Anti-poverty successes are celebrated nationally, but how quickly we forget the failures. Does anybody remember the New York City conditional cash transfer program for poor families, Opportunity NYC? The program, which supporters hoped would help to change the behaviors of poor families and curb the transmission of poverty from parents to children, was quietly shelved last year after some disappointing results from an evaluation.
The lessons of Opportunity NYC are worth remembering in the current context. Mayor Michael Bloomberg is making a splashy announcement today on a $130 million new initiative to support employment, education, and reduce incarceration among 350,000 black and Hispanic men living in the city. Even in relatively prosperous times, low-income, minority men experience high rates of disconnection and marginalization, but the problems are more acute during an economic slump. Some of the problems targeted by the initiative, such as a lack of ID cards that prevent disconnected men from getting jobs, have relatively easy quick fixes, but others such as the stigma against hiring ex-offenders and perpetually low levels of literacy are much harder to solve.
The new initiative for young men and Opportunity NYC are substantively different in their approach and targets, but they are consistent with a broader approach to tackling chronic social problems in New York City: identify a prominent issue, heavily leverage funds from private stakeholders (including the Mayor’s own pockets), cobble together the best research available, develop a complex multi-prong initiative, and see what works.
How was Opportunity NYC supposed to work and why did it fall short? Interested researchers can check out the MDRC impact evaluation here.
In 2007, the city randomly selected 2,400 households with children to participate in the program out of more than 4,800 households that applied following an aggressive public marketing campaign (non-selected eligible households were the control group).
The program offered a set of 22 different incentives during its first two years, ranging in value from $20 to $600. For example, a middle school student scoring at proficiency level could earn families an average of $350 per subject test, parents were paid $25 for showing up at parent-teacher conferences, taking a child to an annual medical check-up earned families $200, and parents were paid $150 per month in which they had full-time employment.
Given the complex structure of the incentives, one concern is that families may not have adequately understood how to earn the money. Drawing on qualitative evidence, the impact report concludes: “Parents understood the program’s general offer and purposes but many were initially confused about some of the details, requiring the providers to make ongoing efforts to educate families about the specific rewards and how to claim them.”
Despite some confusion, families in the program were quite successful at earning many of the program rewards, taking in an average of $3,000 per year. Almost half of the earnings came from meeting the education conditions (44 percent), followed by health-related conditions (38 percent), and 18 percent of the income came from work-related conditions. Families many used this money to pay for expenses, but also reported some increased leisure activities and allowance for children.

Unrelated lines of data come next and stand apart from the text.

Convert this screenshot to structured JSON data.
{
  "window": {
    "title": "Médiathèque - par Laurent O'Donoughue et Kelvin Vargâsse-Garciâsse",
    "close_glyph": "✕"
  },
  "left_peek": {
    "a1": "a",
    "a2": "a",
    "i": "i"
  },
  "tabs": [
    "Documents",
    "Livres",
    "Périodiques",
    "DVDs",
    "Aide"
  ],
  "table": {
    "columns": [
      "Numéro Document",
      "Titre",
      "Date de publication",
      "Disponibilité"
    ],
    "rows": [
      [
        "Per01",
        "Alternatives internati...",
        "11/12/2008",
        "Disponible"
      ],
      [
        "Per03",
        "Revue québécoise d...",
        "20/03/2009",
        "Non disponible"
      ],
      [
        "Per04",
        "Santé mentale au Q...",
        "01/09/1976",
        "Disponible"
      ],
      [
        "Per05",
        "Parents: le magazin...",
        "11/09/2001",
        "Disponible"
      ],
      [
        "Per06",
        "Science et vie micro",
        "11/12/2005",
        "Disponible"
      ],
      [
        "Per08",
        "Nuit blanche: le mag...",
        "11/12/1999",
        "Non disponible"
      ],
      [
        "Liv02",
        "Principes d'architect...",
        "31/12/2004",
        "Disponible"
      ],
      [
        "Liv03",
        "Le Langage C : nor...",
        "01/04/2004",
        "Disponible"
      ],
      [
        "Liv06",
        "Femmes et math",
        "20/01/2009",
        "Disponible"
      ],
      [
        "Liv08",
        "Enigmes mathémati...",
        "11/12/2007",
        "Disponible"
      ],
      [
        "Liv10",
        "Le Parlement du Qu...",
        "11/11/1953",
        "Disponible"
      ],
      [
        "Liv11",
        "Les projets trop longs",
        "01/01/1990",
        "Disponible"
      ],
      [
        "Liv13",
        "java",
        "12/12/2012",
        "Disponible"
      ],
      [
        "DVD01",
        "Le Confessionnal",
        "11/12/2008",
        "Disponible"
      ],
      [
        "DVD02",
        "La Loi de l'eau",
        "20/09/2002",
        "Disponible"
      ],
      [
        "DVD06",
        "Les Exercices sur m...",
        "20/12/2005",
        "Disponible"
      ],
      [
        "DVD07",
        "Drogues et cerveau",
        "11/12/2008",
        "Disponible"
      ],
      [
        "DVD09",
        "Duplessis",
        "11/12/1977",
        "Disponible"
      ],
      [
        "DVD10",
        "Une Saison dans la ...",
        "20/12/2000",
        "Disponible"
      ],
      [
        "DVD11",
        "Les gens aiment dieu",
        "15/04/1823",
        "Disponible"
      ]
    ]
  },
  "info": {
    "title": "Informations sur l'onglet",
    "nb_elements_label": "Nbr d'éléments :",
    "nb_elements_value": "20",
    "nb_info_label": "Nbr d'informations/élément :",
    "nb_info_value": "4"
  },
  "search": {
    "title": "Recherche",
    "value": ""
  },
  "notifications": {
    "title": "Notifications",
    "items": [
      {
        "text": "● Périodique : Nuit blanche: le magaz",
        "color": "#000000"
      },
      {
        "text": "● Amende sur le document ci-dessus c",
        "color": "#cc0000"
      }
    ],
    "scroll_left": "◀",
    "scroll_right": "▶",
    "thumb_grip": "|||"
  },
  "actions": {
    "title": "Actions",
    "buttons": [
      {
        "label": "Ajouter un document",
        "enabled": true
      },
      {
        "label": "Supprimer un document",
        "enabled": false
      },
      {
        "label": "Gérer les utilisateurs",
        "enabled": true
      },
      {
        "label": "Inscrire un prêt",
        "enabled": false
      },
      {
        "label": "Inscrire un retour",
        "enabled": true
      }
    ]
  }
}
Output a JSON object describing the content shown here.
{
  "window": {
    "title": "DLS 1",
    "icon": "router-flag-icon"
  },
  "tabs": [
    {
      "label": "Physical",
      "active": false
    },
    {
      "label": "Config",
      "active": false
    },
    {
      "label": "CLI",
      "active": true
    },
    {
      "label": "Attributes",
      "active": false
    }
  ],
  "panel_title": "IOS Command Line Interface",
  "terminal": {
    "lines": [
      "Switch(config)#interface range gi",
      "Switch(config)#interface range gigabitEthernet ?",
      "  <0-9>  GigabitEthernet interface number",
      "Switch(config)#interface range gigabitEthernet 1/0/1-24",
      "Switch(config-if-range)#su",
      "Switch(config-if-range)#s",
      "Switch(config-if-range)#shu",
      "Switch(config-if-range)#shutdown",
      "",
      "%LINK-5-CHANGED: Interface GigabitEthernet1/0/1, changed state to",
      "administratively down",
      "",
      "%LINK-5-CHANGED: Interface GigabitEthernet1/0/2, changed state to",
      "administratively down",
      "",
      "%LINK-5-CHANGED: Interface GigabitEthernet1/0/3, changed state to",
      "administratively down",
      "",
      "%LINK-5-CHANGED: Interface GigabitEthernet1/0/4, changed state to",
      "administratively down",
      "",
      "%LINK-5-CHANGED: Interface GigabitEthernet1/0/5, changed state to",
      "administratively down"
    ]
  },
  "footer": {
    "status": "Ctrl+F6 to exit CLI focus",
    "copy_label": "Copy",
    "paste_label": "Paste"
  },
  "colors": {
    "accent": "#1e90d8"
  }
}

Not surprisingly since the treatment involved cash transfers, the program had a significant impact on the percentage of families below the poverty line (16 percent lower than treatment group) and also on material deprivation (33 percent less likely to report problems with food security), improved financial security and bank assets. The program also had a significant effect on some preventative health services utilization encouraging greater use of a regular source of care, lower use of the emergency room, and greater frequency of dental visits. For parental employment, there were some modest significant effects on current employment, but the treatment group actually worked less and earned slightly less than the control group.
These gains, although somewhat encouraging of more positive behaviors, did not translate into any gains in educational results for the children in the study. Attendance did not improve in any group of children except for 9th graders – where it remained abysmally low. Similarly, proficiency levels in basic literacy and numeracy did not improve at any grade level.
In addition to the less than stellar educational impacts, the Opportunity NYC program was probably undone by the excessive cost and the political headache that it created for the Mayor’s office. None of this is to say that the program could not have succeeded, given more time and ability to refine the implementation, but in the current economic and political climate the prospect of a large city shelling out money to poor families to get them to change their behavior seemed like high-cost bribery to some critics. Whatever modest successes the new program for low-income men produces, expect some of the same criticisms that the government is spending too much money to try and change the behavior of the poor. Considering that New York City is one of the wealthiest and most progressive cities in the United States, it seems unlikely that these types of initiatives will catch on in other states and cities. I expect that some of the buried failures won’t be excavated for a long time.